A half-mile from the front entrance of Denver International Airport, two prairie dogs popped up from their dusty burrows. They saw concrete ties, rails, and construction equipment for the East Corridor Rail Line, a commuter train project that will provide a one-seat ride from Denver’s Union Station directly into the airport. “We’re building a basic, meat-and-potatoes rail line—with 15 minute headways so people get from the airport to downtown fast,” explained Kevin Flynn, a spokesman for Denver RTD. “The train will use standard equipment. It’ll include level-boarding platforms to minimize station dwell time.
The multi-billion project is part of Denver’s “FasTracks” initiative, a sales tax imposed by voters in 2004. It is similar to Los Angeles’s 2008 “Measure R.” But unlike Measure R, FasTracks is entirely for public transportation expansion. All told, Denver, which has roughly one-fifth the population of Los Angeles, will build 122 miles of new train line. Los Angeles is building about 90 miles of new track.
Trains will take about 30 minutes from downtown Denver to the airport, with seven stops, at speeds near 80 mph—25 mph faster than Light Rail. Because the line will use standard, mainline equipment, there’s nothing to stop a future direct-to-the-airport Boulder service, or even a ski-train, from sharing the airport station, although Flynn said “we’re not currently planning that.”
Denver’s new line will use Korean-built Electric Multiple Unit trains (EMU). EMUs, larger cousins of Light Rail (LRT), are powered by overhead wire, third-rail, or both, and are used all over the world for commuter, subway and surface systems, including airport trains such as London’s Heathrow Express. They are used in the Western US too; in LA’s subway and on Bay Area Rapid Transit.
Currently, the closest Los Angeles has to an airport train is the Green Line LRT down the center of the Century Freeway. Its Aviation Station is 2.5 miles from LAX. The Crenshaw Light Rail project, currently in development, will get closer and might connect to the terminals, although it’s unclear when or how. If that happens, and Metro completes all its planned projects, it will take an hour to get to the airport from Union Station by rail, with 17 stops and a transfer at Exposition and Crenshaw.

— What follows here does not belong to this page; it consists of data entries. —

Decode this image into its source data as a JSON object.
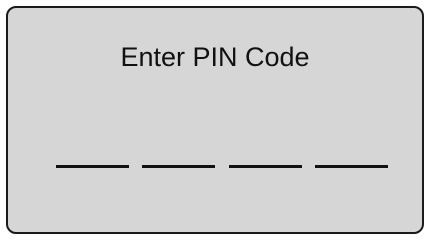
{
  "screen": {
    "title": "Enter PIN Code",
    "background_color": "#d6d6d6",
    "border_color": "#1a1a1a"
  },
  "pin": {
    "slot_count": 4,
    "entered_digits": ""
  }
}
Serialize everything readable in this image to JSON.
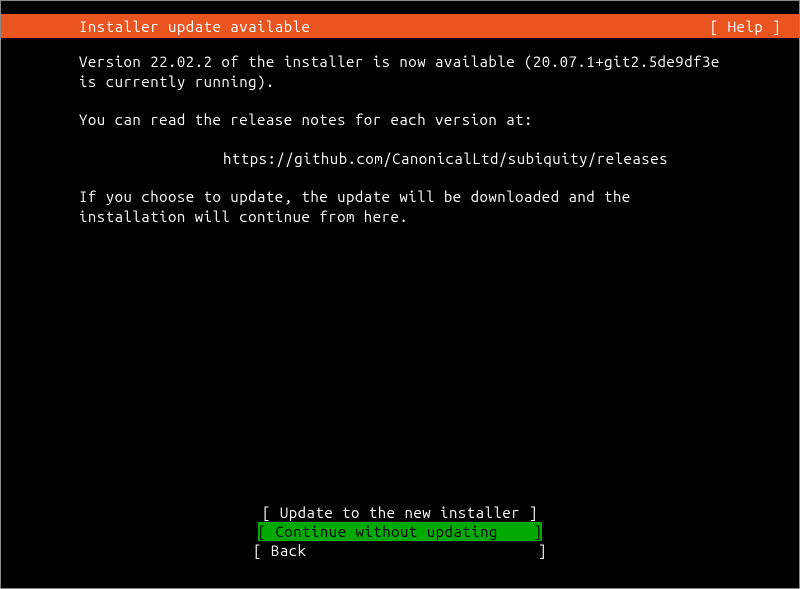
{
  "header": {
    "title": "Installer update available",
    "help": "[ Help ]"
  },
  "content": {
    "p1": "Version 22.02.2 of the installer is now available (20.07.1+git2.5de9df3e is currently running).",
    "p2": "You can read the release notes for each version at:",
    "url": "https://github.com/CanonicalLtd/subiquity/releases",
    "p3": "If you choose to update, the update will be downloaded and the installation will continue from here."
  },
  "buttons": {
    "update": "[ Update to the new installer ]",
    "continue": "[ Continue without updating    ]",
    "back": "[ Back                          ]"
  }
}
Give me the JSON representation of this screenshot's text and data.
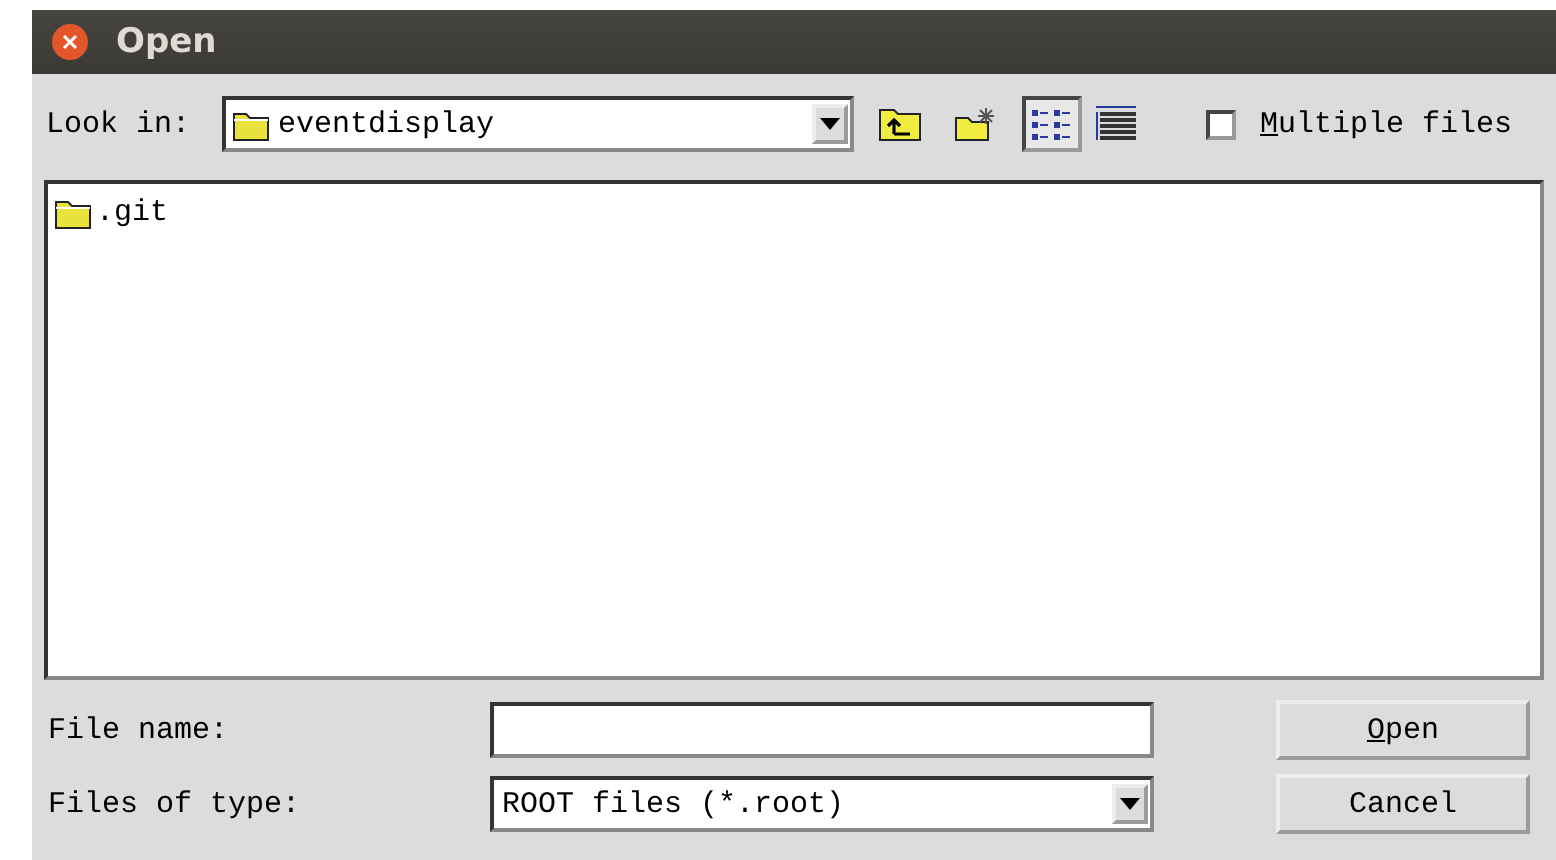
{
  "window": {
    "title": "Open"
  },
  "toolbar": {
    "look_in_label": "Look in:",
    "look_in_value": "eventdisplay",
    "view_buttons": [
      {
        "kind": "list",
        "selected": true
      },
      {
        "kind": "details",
        "selected": false
      }
    ],
    "multiple_files": {
      "label": "Multiple files",
      "first_letter_underlined": true,
      "checked": false
    }
  },
  "files": [
    {
      "name": ".git",
      "kind": "folder",
      "selected": false
    }
  ],
  "file_name": {
    "label": "File name:"
  },
  "file_type": {
    "label": "Files of type:",
    "value": "ROOT files (*.root)"
  },
  "buttons": [
    {
      "label": "Open",
      "first_letter_underlined": true
    },
    {
      "label": "Cancel",
      "first_letter_underlined": false
    }
  ]
}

Meanwhile, anyone who knows LAX has probably noticed the old railway bridge over Century at Aviation, a mile east of the airport terminals. That is part of a County-owned ROW called the “Harbor Subdivision.” This freight spur runs directly to Union Station. The line could be brought into passenger service for a tiny fraction of what Metro spends on other projects. Using Denver’s meat-and-potatoes approach, it would take 20 minutes for a train to get from Union Station to LAX using this alignment. But it’s not going to happen; five miles of the Harbor Subdivision’s 15-mile route between LAX and Union Station will be torn out for the Crenshaw Line. And since LRT and mainline rail are incompatible, that kills the option for a direct, LAX-to-Union Station train on existing infrastructure.

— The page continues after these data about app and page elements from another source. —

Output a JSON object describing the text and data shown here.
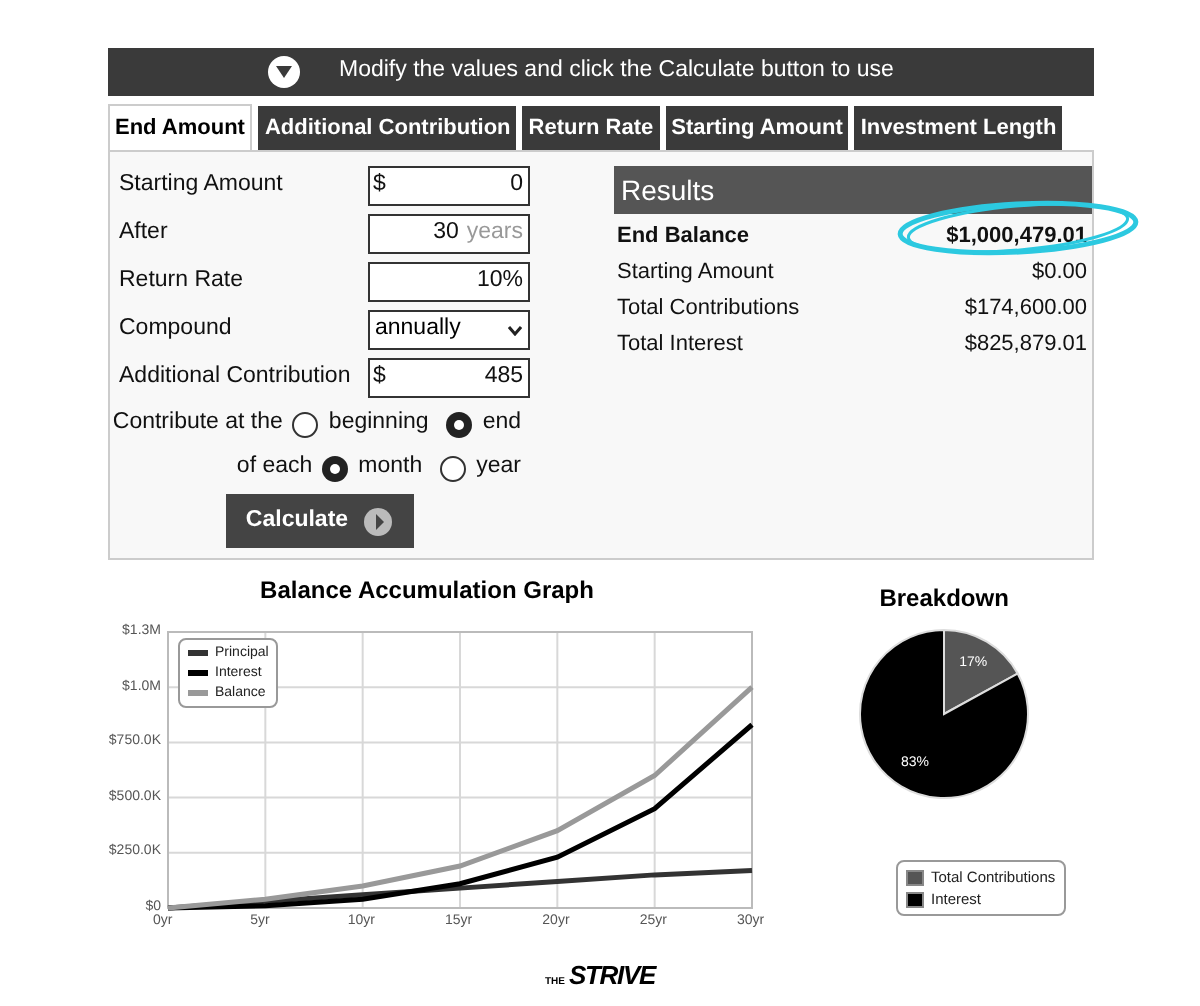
{
  "header": {
    "text": "Modify the values and click the Calculate button to use"
  },
  "tabs": [
    {
      "label": "End Amount",
      "selected": true
    },
    {
      "label": "Additional Contribution",
      "selected": false
    },
    {
      "label": "Return Rate",
      "selected": false
    },
    {
      "label": "Starting Amount",
      "selected": false
    },
    {
      "label": "Investment Length",
      "selected": false
    }
  ],
  "form": {
    "fields": [
      {
        "kind": "text",
        "label": "Starting Amount",
        "prefix": "$",
        "value": "0"
      },
      {
        "kind": "text",
        "label": "After",
        "value": "30",
        "suffix": "years"
      },
      {
        "kind": "text",
        "label": "Return Rate",
        "value": "10%"
      },
      {
        "kind": "select",
        "label": "Compound",
        "value": "annually"
      },
      {
        "kind": "text",
        "label": "Additional Contribution",
        "prefix": "$",
        "value": "485"
      }
    ],
    "timing": [
      {
        "label": "Contribute at the",
        "options": [
          {
            "label": "beginning",
            "selected": false
          },
          {
            "label": "end",
            "selected": true
          }
        ]
      },
      {
        "label": "of each",
        "options": [
          {
            "label": "month",
            "selected": true
          },
          {
            "label": "year",
            "selected": false
          }
        ]
      }
    ],
    "calculate_button": "Calculate"
  },
  "results": {
    "title": "Results",
    "rows": [
      {
        "label": "End Balance",
        "value": "$1,000,479.01",
        "bold": true
      },
      {
        "label": "Starting Amount",
        "value": "$0.00",
        "bold": false
      },
      {
        "label": "Total Contributions",
        "value": "$174,600.00",
        "bold": false
      },
      {
        "label": "Total Interest",
        "value": "$825,879.01",
        "bold": false
      }
    ]
  },
  "balance_graph": {
    "chart_data": {
      "type": "line",
      "title": "Balance Accumulation Graph",
      "x": [
        0,
        5,
        10,
        15,
        20,
        25,
        30
      ],
      "series": [
        {
          "name": "Principal",
          "color": "#333333",
          "values": [
            0,
            30000,
            60000,
            90000,
            120000,
            150000,
            170000
          ]
        },
        {
          "name": "Interest",
          "color": "#000000",
          "values": [
            0,
            10000,
            40000,
            110000,
            230000,
            450000,
            830000
          ]
        },
        {
          "name": "Balance",
          "color": "#999999",
          "values": [
            0,
            40000,
            100000,
            190000,
            350000,
            600000,
            1000000
          ]
        }
      ],
      "xlim": [
        0,
        30
      ],
      "ylim": [
        0,
        1250000
      ],
      "grid": true,
      "legend": true,
      "xticks": [
        {
          "value": 0,
          "label": "0yr"
        },
        {
          "value": 5,
          "label": "5yr"
        },
        {
          "value": 10,
          "label": "10yr"
        },
        {
          "value": 15,
          "label": "15yr"
        },
        {
          "value": 20,
          "label": "20yr"
        },
        {
          "value": 25,
          "label": "25yr"
        },
        {
          "value": 30,
          "label": "30yr"
        }
      ],
      "yticks": [
        {
          "value": 0,
          "label": "$0"
        },
        {
          "value": 250000,
          "label": "$250.0K"
        },
        {
          "value": 500000,
          "label": "$500.0K"
        },
        {
          "value": 750000,
          "label": "$750.0K"
        },
        {
          "value": 1000000,
          "label": "$1.0M"
        },
        {
          "value": 1250000,
          "label": "$1.3M"
        }
      ]
    }
  },
  "breakdown": {
    "chart_data": {
      "type": "pie",
      "title": "Breakdown",
      "categories": [
        "Total Contributions",
        "Interest"
      ],
      "values": [
        17,
        83
      ],
      "colors": [
        "#555555",
        "#000000"
      ],
      "value_labels": [
        "17%",
        "83%"
      ],
      "legend": true
    }
  },
  "footer": {
    "logo_prefix": "THE",
    "logo_name": "STRIVE"
  }
}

The Crenshaw line will cost $1.72 billion for 8.5 miles of transit. The Denver East Rail project, which includes new tracks, flyovers, stations and some new alignment, is 23 miles and will cost $1 billion. The airport train project required the cooperation of multiple cities, the airport authority, the Union Pacific Railroad, and other agencies. One complex portion, near Denver’s downtown core, required bypassing a freight yard and skirting a historic neighborhood. “But they found ways to work together,” explained Flynn.
Meanwhile, outside Denver Airport, the prairie dogs dove into their burrows as a yellow machine tamped gravel between the cross-ties of the new tracks. Trains will whisk people to downtown Denver starting in 2016. The Crenshaw Line, still without a direct LAX connection, opens three years after that.